The Department of Health and Human Services could have prevented the distribution of half a million cans of dangerously defective infant formula if it had not delayed implementing for a year new regulations advocated by HHS Secretary Richard S. Schweiker just months before he took office, according to congressional sources.
House subcommittee on oversight and investigations staff members said 571,000 cans of Nursoy infant formula were recalled last week by its manufacturer, Wyeth Laboratories, because it lacks vitamin B6, which is essential to life.
Vitamin B6 manufactures a number of chemicals in the nervous system. In an earlier case, about 2,000 infants who took Wyeth formula that did not contain B6 had convulsive seizures, and some suffered permanent brain damage such as cerebral palsy, according to Dr. John H. Menkes, professor of pediatrics and neurology at UCLA.

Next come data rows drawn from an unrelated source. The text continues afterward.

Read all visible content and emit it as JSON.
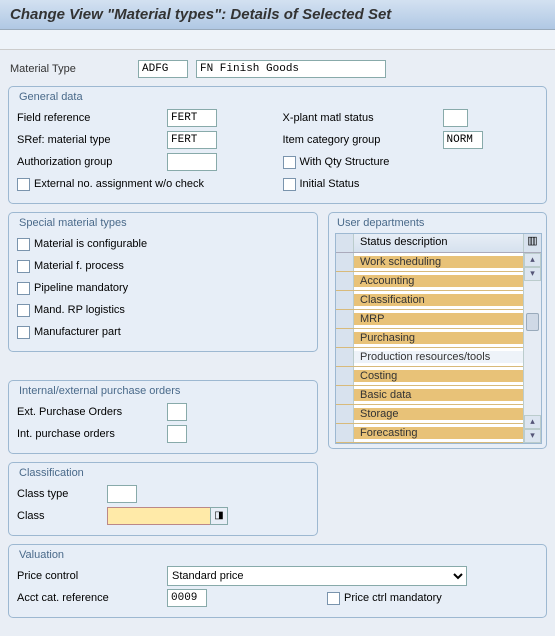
{
  "title": "Change View \"Material types\": Details of Selected Set",
  "top": {
    "materialTypeLabel": "Material Type",
    "materialTypeCode": "ADFG",
    "materialTypeDesc": "FN Finish Goods"
  },
  "general": {
    "title": "General data",
    "fieldRefLabel": "Field reference",
    "fieldRefVal": "FERT",
    "srefLabel": "SRef: material type",
    "srefVal": "FERT",
    "authLabel": "Authorization group",
    "authVal": "",
    "extNoLabel": "External no. assignment w/o check",
    "xplantLabel": "X-plant matl status",
    "xplantVal": "",
    "itemCatLabel": "Item category group",
    "itemCatVal": "NORM",
    "withQtyLabel": "With Qty Structure",
    "initStatusLabel": "Initial Status"
  },
  "special": {
    "title": "Special material types",
    "items": [
      "Material is configurable",
      "Material f. process",
      "Pipeline mandatory",
      "Mand. RP logistics",
      "Manufacturer part"
    ]
  },
  "userDept": {
    "title": "User departments",
    "header": "Status description",
    "rows": [
      {
        "label": "Work scheduling",
        "sel": true
      },
      {
        "label": "Accounting",
        "sel": true
      },
      {
        "label": "Classification",
        "sel": true
      },
      {
        "label": "MRP",
        "sel": true
      },
      {
        "label": "Purchasing",
        "sel": true
      },
      {
        "label": "Production resources/tools",
        "sel": false
      },
      {
        "label": "Costing",
        "sel": true
      },
      {
        "label": "Basic data",
        "sel": true
      },
      {
        "label": "Storage",
        "sel": true
      },
      {
        "label": "Forecasting",
        "sel": true
      }
    ]
  },
  "iep": {
    "title": "Internal/external purchase orders",
    "extLabel": "Ext. Purchase Orders",
    "intLabel": "Int. purchase orders"
  },
  "classif": {
    "title": "Classification",
    "classTypeLabel": "Class type",
    "classLabel": "Class"
  },
  "valuation": {
    "title": "Valuation",
    "priceCtrlLabel": "Price control",
    "priceCtrlVal": "Standard price",
    "acctLabel": "Acct cat. reference",
    "acctVal": "0009",
    "priceMandLabel": "Price ctrl mandatory"
  }
}
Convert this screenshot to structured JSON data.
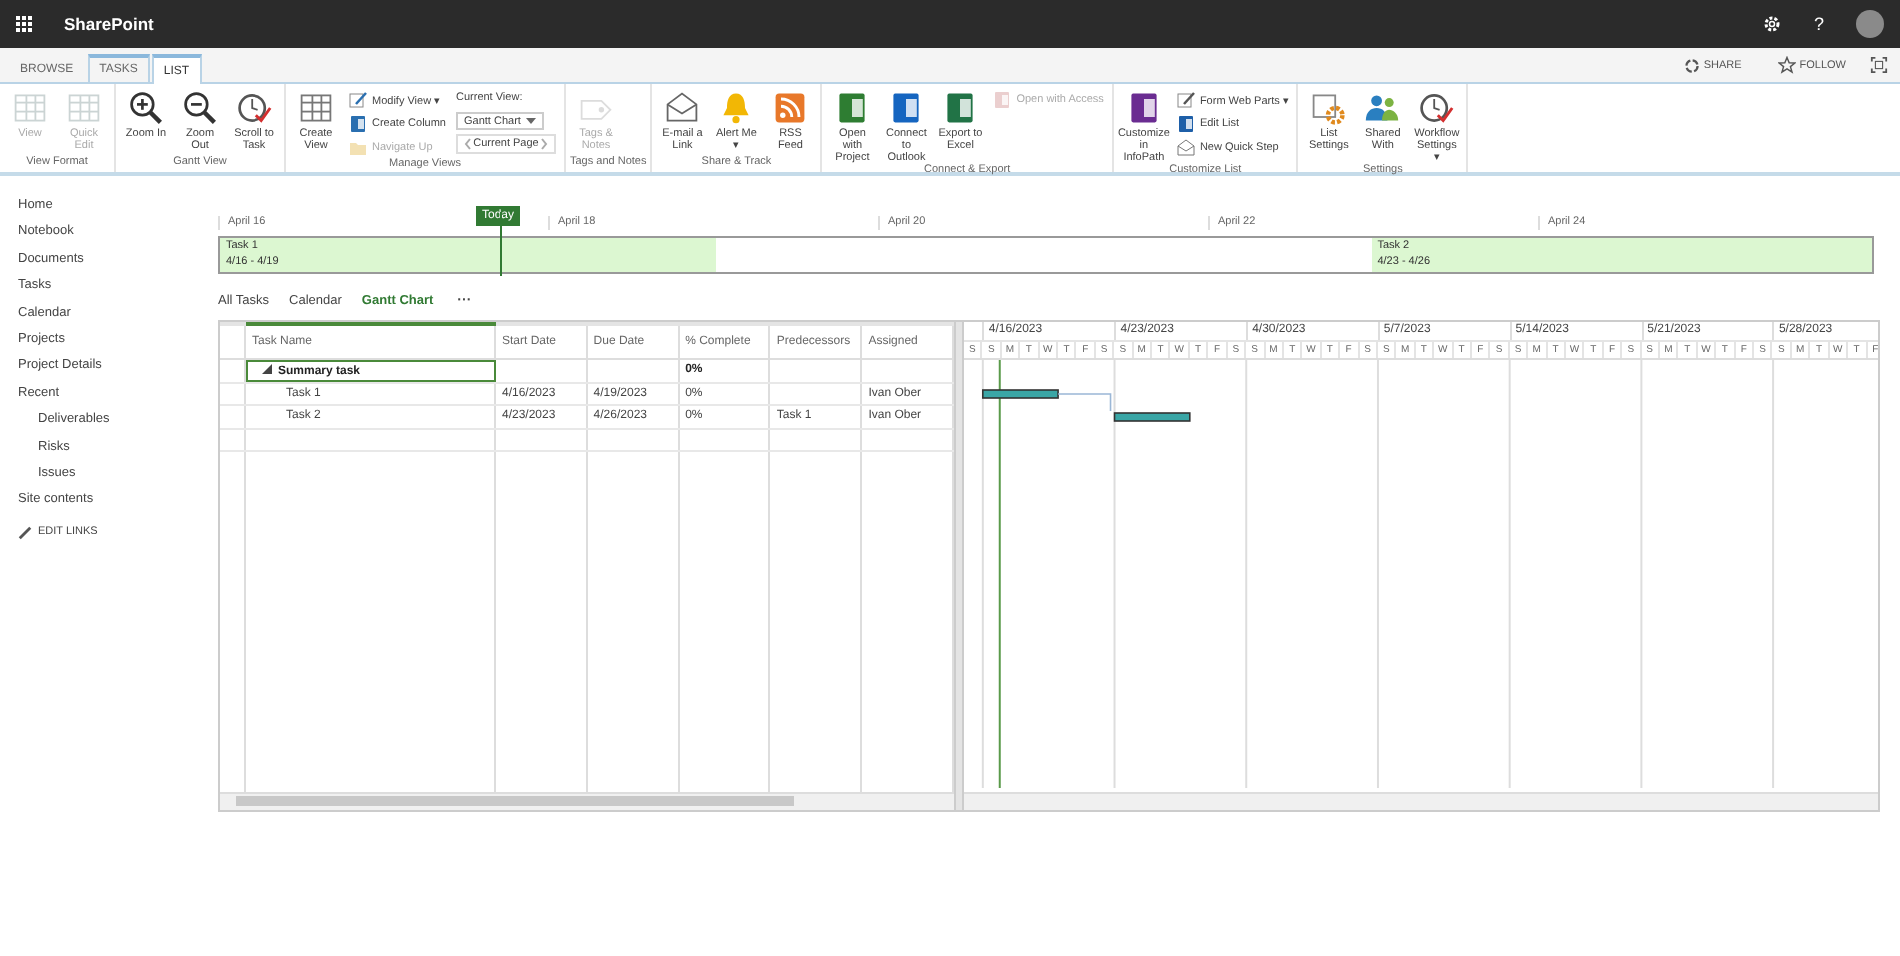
{
  "top_bar": {
    "app_name": "SharePoint",
    "help": "?"
  },
  "ribbon_tabs": [
    {
      "label": "BROWSE",
      "selected": false
    },
    {
      "label": "TASKS",
      "selected": false
    },
    {
      "label": "LIST",
      "selected": true
    }
  ],
  "header_actions": [
    {
      "label": "SHARE"
    },
    {
      "label": "FOLLOW"
    }
  ],
  "ribbon_groups": [
    {
      "label": "View Format",
      "items": [
        {
          "kind": "large",
          "label": "View",
          "disabled": true
        },
        {
          "kind": "large",
          "label": "Quick Edit",
          "disabled": true
        }
      ]
    },
    {
      "label": "Gantt View",
      "items": [
        {
          "kind": "large",
          "label": "Zoom In",
          "disabled": false
        },
        {
          "kind": "large",
          "label": "Zoom Out",
          "disabled": false
        },
        {
          "kind": "large",
          "label": "Scroll to Task",
          "disabled": false
        }
      ]
    },
    {
      "label": "Manage Views",
      "items": [
        {
          "kind": "large",
          "label": "Create View",
          "disabled": false
        },
        {
          "kind": "stack",
          "items": [
            {
              "kind": "small",
              "label": "Modify View ▾",
              "disabled": false
            },
            {
              "kind": "small",
              "label": "Create Column",
              "disabled": false
            },
            {
              "kind": "small",
              "label": "Navigate Up",
              "disabled": true
            }
          ]
        },
        {
          "kind": "stack",
          "items": [
            {
              "kind": "caption",
              "label": "Current View:"
            },
            {
              "kind": "dropdown",
              "value": "Gantt Chart"
            },
            {
              "kind": "pager",
              "label": "Current Page"
            }
          ]
        }
      ]
    },
    {
      "label": "Tags and Notes",
      "items": [
        {
          "kind": "large",
          "label": "Tags & Notes",
          "disabled": true
        }
      ]
    },
    {
      "label": "Share & Track",
      "items": [
        {
          "kind": "large",
          "label": "E-mail a Link",
          "disabled": false
        },
        {
          "kind": "large",
          "label": "Alert Me ▾",
          "disabled": false
        },
        {
          "kind": "large",
          "label": "RSS Feed",
          "disabled": false
        }
      ]
    },
    {
      "label": "Connect & Export",
      "items": [
        {
          "kind": "large",
          "label": "Open with Project",
          "disabled": false
        },
        {
          "kind": "large",
          "label": "Connect to Outlook",
          "disabled": false
        },
        {
          "kind": "large",
          "label": "Export to Excel",
          "disabled": false
        },
        {
          "kind": "stack",
          "items": [
            {
              "kind": "small",
              "label": "Open with Access",
              "disabled": true
            }
          ]
        }
      ]
    },
    {
      "label": "Customize List",
      "items": [
        {
          "kind": "large",
          "label": "Customize in InfoPath",
          "disabled": false
        },
        {
          "kind": "stack",
          "items": [
            {
              "kind": "small",
              "label": "Form Web Parts ▾",
              "disabled": false
            },
            {
              "kind": "small",
              "label": "Edit List",
              "disabled": false
            },
            {
              "kind": "small",
              "label": "New Quick Step",
              "disabled": false
            }
          ]
        }
      ]
    },
    {
      "label": "Settings",
      "items": [
        {
          "kind": "large",
          "label": "List Settings",
          "disabled": false
        },
        {
          "kind": "large",
          "label": "Shared With",
          "disabled": false
        },
        {
          "kind": "large",
          "label": "Workflow Settings ▾",
          "disabled": false
        }
      ]
    }
  ],
  "sidebar": {
    "items": [
      {
        "label": "Home"
      },
      {
        "label": "Notebook"
      },
      {
        "label": "Documents"
      },
      {
        "label": "Tasks"
      },
      {
        "label": "Calendar"
      },
      {
        "label": "Projects"
      },
      {
        "label": "Project Details"
      },
      {
        "label": "Recent",
        "children": [
          {
            "label": "Deliverables"
          },
          {
            "label": "Risks"
          },
          {
            "label": "Issues"
          }
        ]
      },
      {
        "label": "Site contents"
      }
    ],
    "edit_links": "EDIT LINKS"
  },
  "timeline": {
    "today": "Today",
    "dates": [
      "April 16",
      "April 18",
      "April 20",
      "April 22",
      "April 24"
    ],
    "tasks": [
      {
        "name": "Task 1",
        "dates": "4/16 - 4/19"
      },
      {
        "name": "Task 2",
        "dates": "4/23 - 4/26"
      }
    ]
  },
  "views": [
    {
      "label": "All Tasks",
      "selected": false
    },
    {
      "label": "Calendar",
      "selected": false
    },
    {
      "label": "Gantt Chart",
      "selected": true
    }
  ],
  "views_more": "···",
  "table": {
    "columns": [
      "Task Name",
      "Start Date",
      "Due Date",
      "% Complete",
      "Predecessors",
      "Assigned"
    ],
    "rows": [
      {
        "task_name": "Summary task",
        "percent_complete": "0%",
        "expanded": true,
        "selected": true,
        "children": [
          {
            "task_name": "Task 1",
            "start_date": "4/16/2023",
            "due_date": "4/19/2023",
            "percent_complete": "0%",
            "assigned": "Ivan Ober",
            "selected": false
          },
          {
            "task_name": "Task 2",
            "start_date": "4/23/2023",
            "due_date": "4/26/2023",
            "percent_complete": "0%",
            "predecessors": "Task 1",
            "assigned": "Ivan Ober",
            "selected": false
          }
        ]
      }
    ]
  },
  "gantt": {
    "weeks": [
      "4/16/2023",
      "4/23/2023",
      "4/30/2023",
      "5/7/2023",
      "5/14/2023",
      "5/21/2023",
      "5/28/2023"
    ],
    "days": [
      "S",
      "S",
      "M",
      "T",
      "W",
      "T",
      "F",
      "S",
      "S",
      "M",
      "T",
      "W",
      "T",
      "F",
      "S",
      "S",
      "M",
      "T",
      "W",
      "T",
      "F",
      "S",
      "S",
      "M",
      "T",
      "W",
      "T",
      "F",
      "S",
      "S",
      "M",
      "T",
      "W",
      "T",
      "F",
      "S",
      "S",
      "M",
      "T",
      "W",
      "T",
      "F",
      "S",
      "S",
      "M",
      "T",
      "W",
      "T",
      "F"
    ]
  }
}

It is not known how many infants have been fed the current defective formula, but some batches may have gotten into stores early enough for infants taking no other food to suffer brain damage. The company managed to call back about 480,000 cans before distribution, but 90,000 cans went to stores and have not yet been located.
The administration admits that it could have prevented the danger if it could have put into effect regulations that would have required Wyeth to test the formula before selling it, according to Wayne Pines, public affairs officer for the Food and Drug Administration.
The regulations were delayed by the adminstration's heralded executive order requiring a "cost-benefit analysis" on proposed regulations, Rep. Albert Gore Jr. (D-Tenn.) said.
President Carter signed the regulations into law in September, 1980, but they have not been issued because "it just takes that long to issue regulations of this dimension," Pines said.
As a U.S. senator, Schweiker was one of the strongest critics of the Carter administration for its delay in putting the rules into effect. In a hearing on June 12, 1980, Schweiker told FDA officials that a delay of even six months was unacceptable.
"There has to be some shortcut procedure when children's lives are at stake. Surely we can come up with something within the bureaucracy to solve a problem like this," Schweiker said.
A Wyeth spokesman said it is not company policy to test infant formula because "it is not required" by law.